_What to work on_
Every entry needs to be written out again exactly.

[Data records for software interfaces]
· · ·

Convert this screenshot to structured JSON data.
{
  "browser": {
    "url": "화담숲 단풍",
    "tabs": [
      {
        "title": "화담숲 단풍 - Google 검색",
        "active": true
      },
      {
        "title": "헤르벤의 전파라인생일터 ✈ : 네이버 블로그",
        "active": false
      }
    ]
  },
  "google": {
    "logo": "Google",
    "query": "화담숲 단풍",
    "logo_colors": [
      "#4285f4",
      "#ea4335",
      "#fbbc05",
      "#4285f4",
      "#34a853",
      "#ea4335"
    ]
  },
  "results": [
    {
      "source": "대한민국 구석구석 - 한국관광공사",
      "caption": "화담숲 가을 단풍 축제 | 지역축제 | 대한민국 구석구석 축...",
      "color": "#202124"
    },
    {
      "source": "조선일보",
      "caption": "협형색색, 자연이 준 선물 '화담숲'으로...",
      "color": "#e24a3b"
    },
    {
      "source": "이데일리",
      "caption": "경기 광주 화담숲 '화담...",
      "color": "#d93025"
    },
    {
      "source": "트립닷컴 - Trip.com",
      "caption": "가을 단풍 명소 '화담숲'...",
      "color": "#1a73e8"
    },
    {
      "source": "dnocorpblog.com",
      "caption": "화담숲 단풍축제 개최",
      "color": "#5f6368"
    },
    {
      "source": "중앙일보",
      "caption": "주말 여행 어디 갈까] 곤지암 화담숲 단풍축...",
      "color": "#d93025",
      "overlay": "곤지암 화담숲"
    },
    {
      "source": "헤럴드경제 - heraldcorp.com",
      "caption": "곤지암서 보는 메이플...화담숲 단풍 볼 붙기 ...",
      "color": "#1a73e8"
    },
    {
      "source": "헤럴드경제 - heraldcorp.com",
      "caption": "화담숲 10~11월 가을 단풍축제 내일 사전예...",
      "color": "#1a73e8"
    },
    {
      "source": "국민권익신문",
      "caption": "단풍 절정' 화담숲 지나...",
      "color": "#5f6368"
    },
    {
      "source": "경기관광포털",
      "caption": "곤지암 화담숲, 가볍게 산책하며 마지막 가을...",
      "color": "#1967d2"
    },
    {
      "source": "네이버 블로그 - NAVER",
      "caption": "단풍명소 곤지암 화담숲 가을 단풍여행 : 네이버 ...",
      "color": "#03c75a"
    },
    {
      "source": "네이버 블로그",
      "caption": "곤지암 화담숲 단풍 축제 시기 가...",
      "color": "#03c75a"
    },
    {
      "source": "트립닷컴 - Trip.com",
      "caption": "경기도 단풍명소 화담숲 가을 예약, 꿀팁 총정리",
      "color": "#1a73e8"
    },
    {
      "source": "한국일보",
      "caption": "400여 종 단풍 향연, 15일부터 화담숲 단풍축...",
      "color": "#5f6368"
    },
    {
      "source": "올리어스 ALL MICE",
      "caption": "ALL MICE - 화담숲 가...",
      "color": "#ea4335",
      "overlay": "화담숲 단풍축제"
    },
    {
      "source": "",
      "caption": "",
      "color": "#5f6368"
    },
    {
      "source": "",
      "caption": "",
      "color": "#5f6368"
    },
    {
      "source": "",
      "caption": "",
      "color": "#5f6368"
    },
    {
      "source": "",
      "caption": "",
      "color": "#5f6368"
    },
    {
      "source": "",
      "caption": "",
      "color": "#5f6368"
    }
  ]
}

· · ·

_Your solution_
Convert this screenshot to structured JSON data.
{
  "browser": {
    "url": "화담숲 단풍",
    "tabs": [
      {
        "title": "화담숲 단풍 - Google 검색",
        "active": true
      },
      {
        "title": "헤르벤의 전파라인생일터 ✈ : 네이버 블로그",
        "active": false
      }
    ]
  },
  "google": {
    "logo": "Google",
    "query": "화담숲 단풍",
    "logo_colors": [
      "#4285f4",
      "#ea4335",
      "#fbbc05",
      "#4285f4",
      "#34a853",
      "#ea4335"
    ]
  },
  "results": [
    {
      "source": "대한민국 구석구석 - 한국관광공사",
      "caption": "화담숲 가을 단풍 축제 | 지역축제 | 대한민국 구석구석 축...",
      "color": "#202124"
    },
    {
      "source": "조선일보",
      "caption": "협형색색, 자연이 준 선물 '화담숲'으로...",
      "color": "#e24a3b"
    },
    {
      "source": "이데일리",
      "caption": "경기 광주 화담숲 '화담...",
      "color": "#d93025"
    },
    {
      "source": "트립닷컴 - Trip.com",
      "caption": "가을 단풍 명소 '화담숲'...",
      "color": "#1a73e8"
    },
    {
      "source": "dnocorpblog.com",
      "caption": "화담숲 단풍축제 개최",
      "color": "#5f6368"
    },
    {
      "source": "중앙일보",
      "caption": "주말 여행 어디 갈까] 곤지암 화담숲 단풍축...",
      "color": "#d93025",
      "overlay": "곤지암 화담숲"
    },
    {
      "source": "헤럴드경제 - heraldcorp.com",
      "caption": "곤지암서 보는 메이플...화담숲 단풍 볼 붙기 ...",
      "color": "#1a73e8"
    },
    {
      "source": "헤럴드경제 - heraldcorp.com",
      "caption": "화담숲 10~11월 가을 단풍축제 내일 사전예...",
      "color": "#1a73e8"
    },
    {
      "source": "국민권익신문",
      "caption": "단풍 절정' 화담숲 지나...",
      "color": "#5f6368"
    },
    {
      "source": "경기관광포털",
      "caption": "곤지암 화담숲, 가볍게 산책하며 마지막 가을...",
      "color": "#1967d2"
    },
    {
      "source": "네이버 블로그 - NAVER",
      "caption": "단풍명소 곤지암 화담숲 가을 단풍여행 : 네이버 ...",
      "color": "#03c75a"
    },
    {
      "source": "네이버 블로그",
      "caption": "곤지암 화담숲 단풍 축제 시기 가...",
      "color": "#03c75a"
    },
    {
      "source": "트립닷컴 - Trip.com",
      "caption": "경기도 단풍명소 화담숲 가을 예약, 꿀팁 총정리",
      "color": "#1a73e8"
    },
    {
      "source": "한국일보",
      "caption": "400여 종 단풍 향연, 15일부터 화담숲 단풍축...",
      "color": "#5f6368"
    },
    {
      "source": "올리어스 ALL MICE",
      "caption": "ALL MICE - 화담숲 가...",
      "color": "#ea4335",
      "overlay": "화담숲 단풍축제"
    },
    {
      "source": "",
      "caption": "",
      "color": "#5f6368"
    },
    {
      "source": "",
      "caption": "",
      "color": "#5f6368"
    },
    {
      "source": "",
      "caption": "",
      "color": "#5f6368"
    },
    {
      "source": "",
      "caption": "",
      "color": "#5f6368"
    },
    {
      "source": "",
      "caption": "",
      "color": "#5f6368"
    }
  ]
}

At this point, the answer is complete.